> **EXERCISE BRIEF**: Your response should contain every line from the data below that holds the string "Holder".

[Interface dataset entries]
--- --- ---

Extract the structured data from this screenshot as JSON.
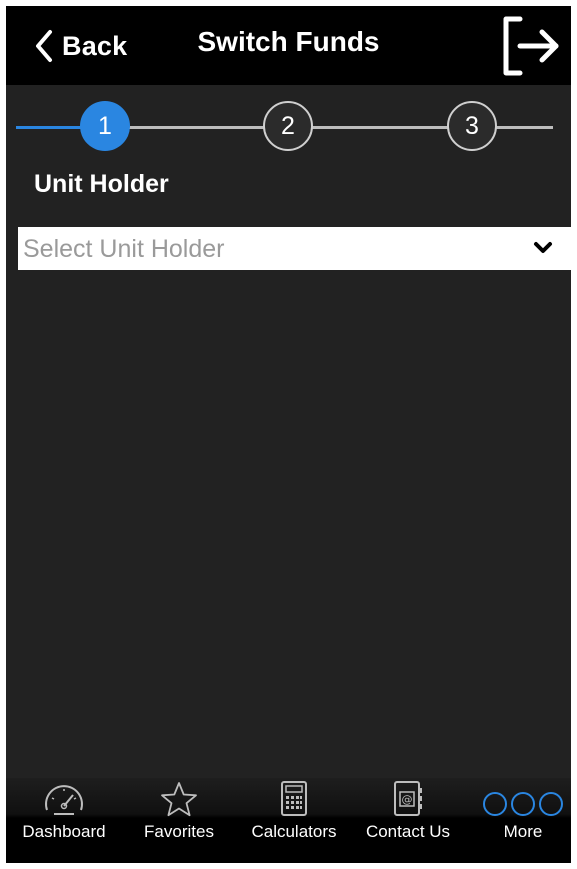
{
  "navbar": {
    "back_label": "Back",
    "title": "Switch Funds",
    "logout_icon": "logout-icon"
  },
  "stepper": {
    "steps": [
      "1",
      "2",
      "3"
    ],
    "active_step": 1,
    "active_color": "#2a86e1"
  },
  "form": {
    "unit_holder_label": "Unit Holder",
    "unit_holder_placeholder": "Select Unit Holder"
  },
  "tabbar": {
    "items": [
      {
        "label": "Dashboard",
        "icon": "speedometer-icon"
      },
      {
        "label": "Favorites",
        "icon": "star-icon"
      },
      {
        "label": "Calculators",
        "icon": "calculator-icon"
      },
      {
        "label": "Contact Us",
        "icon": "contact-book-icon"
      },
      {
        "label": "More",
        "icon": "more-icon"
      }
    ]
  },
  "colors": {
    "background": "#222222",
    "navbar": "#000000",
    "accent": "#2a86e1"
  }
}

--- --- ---

> **YOUR SOLUTION**:
    "unit_holder_label": "Unit Holder",
    "unit_holder_placeholder": "Select Unit Holder"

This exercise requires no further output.